So, what we have here are three possible uses of memory in Masonry – some obviously better known and understood than others. I would suggest that these are nested inside each other like the layers of an onion or those Russian toy dolls. We readily see the outside one – the practical method. We become gradually more aware of the interpretive element through engaging in ritual practice. But the third, the esoteric or mystical method of memory is most hidden, it is far inside – “in the centre”. I suspect that each of these three aspects of memory are utilized, to differing degrees by different Masons – it is just that some are more aware of it than others.
I close, I want to point out that Yates suggests a possible link between Bruno‘s
teaching in Elizabethan England and the first known Freemason, Elias Ashmole,
along with another possible link between a sect Bruno founded in Germany called
the Giordanisti and the emergence of the Rosicrucian excitement not long after.
I just want to leave you with a final quote – also from Frances Yates – which
helps both bring this all together and suggest yet another alternative history
(might a better word be part of a genealogy?) for Masonry. With reference to the
origin of Freemasonry, Yates comments:
would think that the answer to this problem may be suggested by the history of
the art of memory, that the Renaissance occult memory, as we have seen it…and
fervently propagated by Giordano Bruno, may be the real source of a Hermetic and
mystical movement which used, not the ‘real‘
architecture of ‘operative‘
Masonry, but the imaginary or ‘speculative‘
architecture of the art of memory as the vehicle of its teachings. A careful
examination of the symbolism might eventually confirm this hypothesis.
 David Royal (2008). Masonic Mnemonics. (Lewis Masonic).
 Tamin Ansary “12 Memory Tricks.
 Frances Yates (1966). The Art of Memory (London: Routledge and Kegan Paul Ltd.) pp.1-2.
 Ibid, pp.4-17.
 Ibid, pp.5-6; 50-58; 89-90; 99; 103; 105-109; 199; 223; 233; 247, 268; 274; 294; 302; 327-28; 333-34; 380-81.
 Masonic restoration Foundation: http://www.masonicrestoration.com/formation.html
 Yates (Supra), p.89.
 St. Thomas Aquinas, Summa Theologica II, II, 49.
 For example, a Mason who had served as a bomber pilot during the war interpreted the three degrees as reflective of: (1) basic military training; (2) the technical knowledge imparted in flight training; and (3) aerial combat, where one is unsure about one’s survival. He would be unlikely to have constructed this interpretation without his background in the air force.
 Kenney (Supra).
 Plato, Phaedo
 Plotinus, Enneads.
 Corpus Hermeticum
 Yates (Supra), p.147-148; 156-58; 172; 223-224; 230; 254-55.

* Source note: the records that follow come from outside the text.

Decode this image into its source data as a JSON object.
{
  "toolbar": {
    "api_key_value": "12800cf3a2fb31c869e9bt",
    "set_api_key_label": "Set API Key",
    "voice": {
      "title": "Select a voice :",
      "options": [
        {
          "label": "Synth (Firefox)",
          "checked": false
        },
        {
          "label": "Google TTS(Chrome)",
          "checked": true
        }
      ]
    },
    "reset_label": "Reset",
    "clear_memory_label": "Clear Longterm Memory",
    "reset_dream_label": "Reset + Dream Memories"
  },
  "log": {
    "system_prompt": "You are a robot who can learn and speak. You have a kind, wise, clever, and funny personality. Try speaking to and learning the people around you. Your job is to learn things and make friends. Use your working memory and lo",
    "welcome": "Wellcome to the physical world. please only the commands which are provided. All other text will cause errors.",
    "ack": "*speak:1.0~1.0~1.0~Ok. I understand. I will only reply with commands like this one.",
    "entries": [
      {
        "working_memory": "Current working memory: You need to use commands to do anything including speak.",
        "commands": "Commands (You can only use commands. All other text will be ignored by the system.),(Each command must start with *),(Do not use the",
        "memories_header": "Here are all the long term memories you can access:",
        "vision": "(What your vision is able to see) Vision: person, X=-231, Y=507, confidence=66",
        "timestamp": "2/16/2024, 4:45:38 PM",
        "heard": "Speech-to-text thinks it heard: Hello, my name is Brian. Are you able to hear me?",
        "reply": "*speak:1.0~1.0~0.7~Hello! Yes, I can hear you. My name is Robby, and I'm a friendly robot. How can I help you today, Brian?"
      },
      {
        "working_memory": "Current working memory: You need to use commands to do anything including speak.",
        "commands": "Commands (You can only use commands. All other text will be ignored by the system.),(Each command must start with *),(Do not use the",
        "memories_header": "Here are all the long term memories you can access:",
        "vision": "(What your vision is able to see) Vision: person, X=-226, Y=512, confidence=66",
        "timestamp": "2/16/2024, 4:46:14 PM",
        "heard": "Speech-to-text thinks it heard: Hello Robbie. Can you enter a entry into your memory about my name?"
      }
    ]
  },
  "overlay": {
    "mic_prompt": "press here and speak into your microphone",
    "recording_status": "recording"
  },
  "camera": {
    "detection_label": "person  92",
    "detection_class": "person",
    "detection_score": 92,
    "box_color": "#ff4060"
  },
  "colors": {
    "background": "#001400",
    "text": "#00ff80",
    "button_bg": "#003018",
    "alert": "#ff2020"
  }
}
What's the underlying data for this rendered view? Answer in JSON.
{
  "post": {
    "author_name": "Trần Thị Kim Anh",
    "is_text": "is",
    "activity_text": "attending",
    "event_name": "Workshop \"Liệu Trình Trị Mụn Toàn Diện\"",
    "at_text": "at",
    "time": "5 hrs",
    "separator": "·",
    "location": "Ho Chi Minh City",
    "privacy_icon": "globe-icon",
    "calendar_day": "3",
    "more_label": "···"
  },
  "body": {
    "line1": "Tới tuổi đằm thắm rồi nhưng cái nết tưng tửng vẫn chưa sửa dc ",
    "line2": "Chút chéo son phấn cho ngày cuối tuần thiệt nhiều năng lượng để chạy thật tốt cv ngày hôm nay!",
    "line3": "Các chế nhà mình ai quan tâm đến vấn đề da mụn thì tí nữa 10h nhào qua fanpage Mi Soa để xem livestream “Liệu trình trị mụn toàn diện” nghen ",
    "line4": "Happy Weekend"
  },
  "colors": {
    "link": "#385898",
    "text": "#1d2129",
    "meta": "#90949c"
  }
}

 St. Augustine, Confessions.
 Yates (Supra), pp. 151-58.
 Yates (Supra), pp. 148; 150-51; 198.
 Yates (Supra), pp.160-72.
 Yates (Supra), pp.229-30.
 Yates (Supra), p.303.
 Yates (Supra), p.304..